The unscrupulous game dev will steal those ideas and claim them as their own, without giving proper credit. Or they proceed to make the same, but vastly altered, types of videos. Sometimes they even go so far as to dislike the originating video.

I’ve mentioned this before and I’ll mention it again: Low-rating or disliking videos without comment don’t count. Without something in the form of an accompanying comment or criticism, it’s meaningless.

Most YouTubers – if not, all of them – are generally more than happy to respond to comments as and when they can. This includes answering questions, clarifying certain things in the video or responding to constructive criticism and ideas for improvement.

To me, wherever the low-rate or dislike takes place, if you don’t accompany your rating with some kind of comment, you’re a "trog". That’s not as bad as a troll, who generally purposefully reacts negatively, whether out of professional jealousy or some other reason. It’s still a descriptor for a person rating badly without comment. If you genuinely don’t like something, you genuinely don’t like it!

All About Confidence

I’ve been involved with RPG Maker since RM95 first found its way online and with game development for much longer.

Once upon a time, I was a confident person, eager to share my knowledge and discoveries with others. After a series of knock-downs, my confidence was really low. So, I often lurked in the background, tentatively offering what I’d learned. Yet stayed away from the full beams of the limelight.

Because I’ve started gaining confidence, notably with RPG Maker MV, I decided to start emerging from the woodwork and share some of my techniques and projects.

First and foremost, I do this for me, sometimes just to prove that I can do it. If it’s more of a challenge, the more I’ll work on it and, when I find a solution, will share it with others. If even one person can benefit from and use the plugins I write or the tutorials I produce, then that makes it worthwhile.

With that said, I care nothing for those who don’t give feedback. After all, that’s how you learn. Others’ experiences and knowledge help a great deal, especially with those starting out. That person, in turn, might know something that you don’t or might be skilled in an area you’re not that proficient in.

There’s absolutely no need to be professionally jealous because, maybe, the person you’re jealous of might be jealous of you! They might be more experienced, but we each have our own talents.
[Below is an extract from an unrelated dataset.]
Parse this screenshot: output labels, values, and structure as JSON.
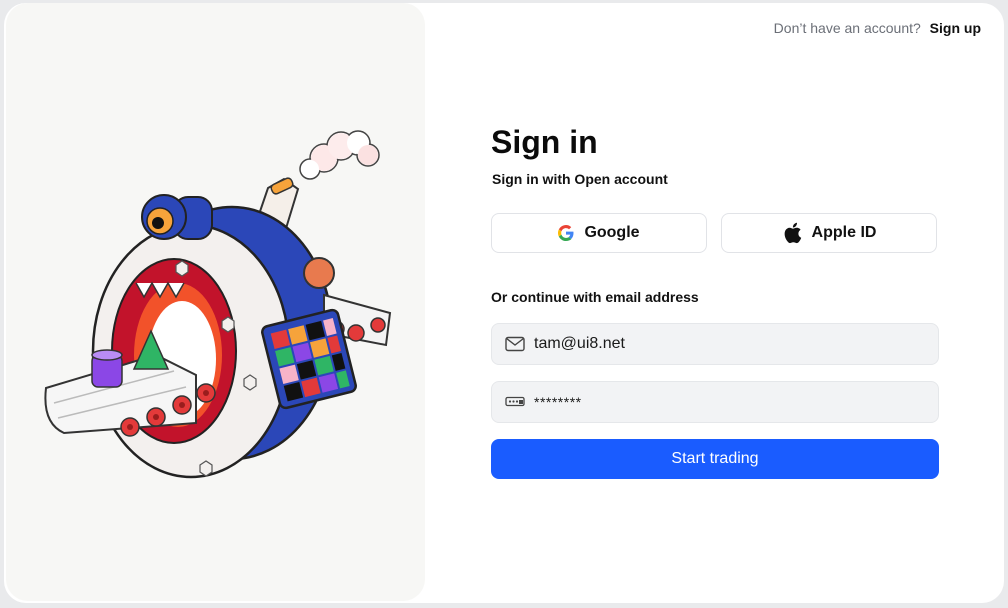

And we each have something to share or contribute, even if it is negative!

Yet, how are we meant to know if we’re not told the reasons, whether positive or negative in nature?